        I would suggest a testing situation closer to this, with a faux lie detector, sprung at the last minute during a second interview while guilt-tripping the original respondents into giving an opportunity to “be honest” the second time around. [PLEASE agree to this re-test with the lie detector, your answers will be kept completely anonymous – and if you refuse to take the test it will completely screw up my test!]
        It “makes sense” that women would downplay their infidelity (as “good wife” wouldn’t sleep around) and men would overplay their infidelity (as “real men” are constantly getting laid by various women).

        3) The question, as posed by the GSS didn’t ask “have you cheated” or something similar. It was, in essence, asking “has your penis gone into a vagina other than your wife’s” and “has a penis other than your husband’s gone into your vagina?”
        SEX is the act of penile penitration – consent is not a part of that definition, unfortunately.
        Hence, this wasn’t REALLY about “unfaithfulness” and this is a point I will not give one ounce of leeway with you or Philip. You ASSUMED that “sex with someone other than your spouse”=infidelity.
        This is 2011 – it’s not that simple.

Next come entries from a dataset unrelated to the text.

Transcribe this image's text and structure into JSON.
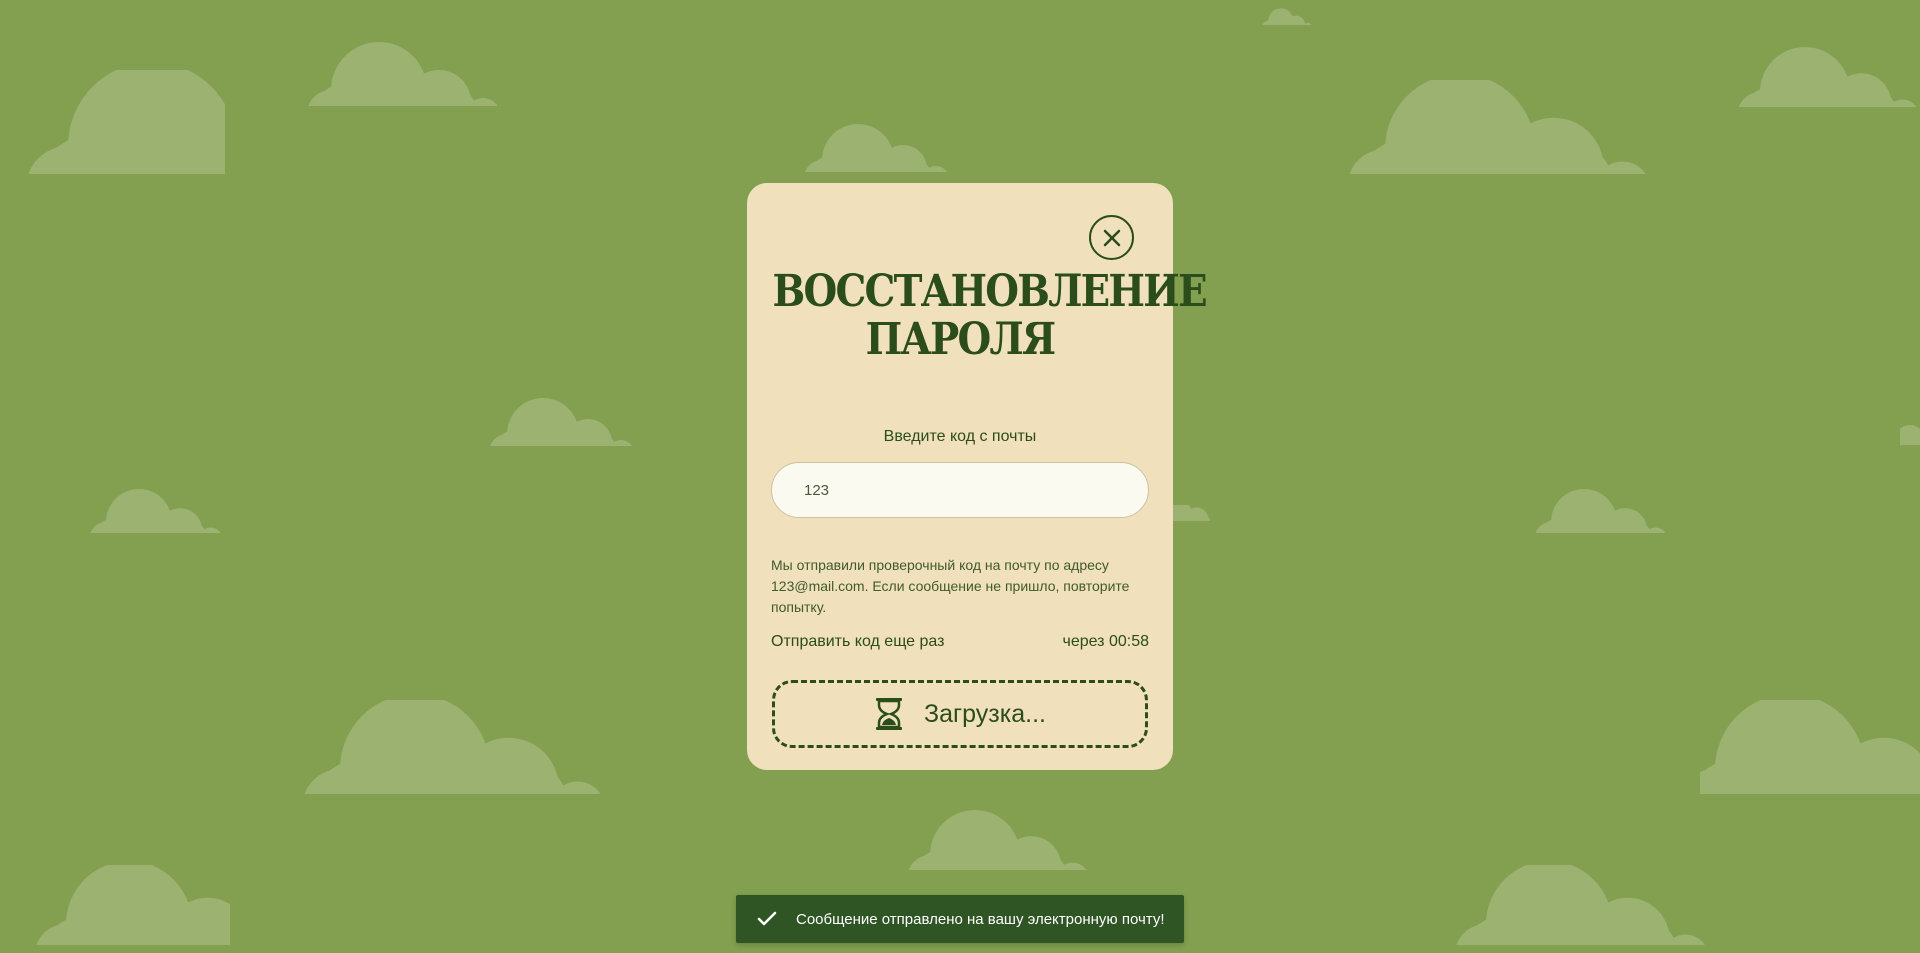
{
  "modal": {
    "title_line1": "ВОССТАНОВЛЕНИЕ",
    "title_line2": "ПАРОЛЯ",
    "close_icon": "close-icon",
    "code_label": "Введите код с почты",
    "code_value": "123",
    "info_text": "Мы отправили проверочный код на почту по адресу 123@mail.com. Если сообщение не пришло, повторите попытку.",
    "resend_label": "Отправить код еще раз",
    "resend_timer": "через 00:58",
    "submit_label": "Загрузка...",
    "submit_icon": "hourglass-icon"
  },
  "toast": {
    "icon": "check-icon",
    "message": "Сообщение отправлено на вашу электронную почту!"
  },
  "colors": {
    "background": "#82a050",
    "cloud": "#9bb271",
    "modal_bg": "#f0e0bc",
    "accent": "#2b4c1b",
    "input_bg": "#fbfaf0",
    "toast_bg": "#2e5523"
  }
}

    1. GSS data is available online to the public. You don’t have download the whole data set or use statistical software, you can do online analysis.

      See http://www.norc.org/GSS+Website/

      If you’re going to criticize someone else’s analysis, don’t ask them to re-do it your way, DO YOUR OWN!


Comments welcome (may be moderated)

Fill in your details below or click an icon to log in:

WordPress.com Logo

You are commenting using your WordPress.com account. Log Out /  Change )

Twitter picture

You are commenting using your Twitter account. Log Out /  Change )

Facebook photo

You are commenting using your Facebook account. Log Out /  Change )

Connecting to %s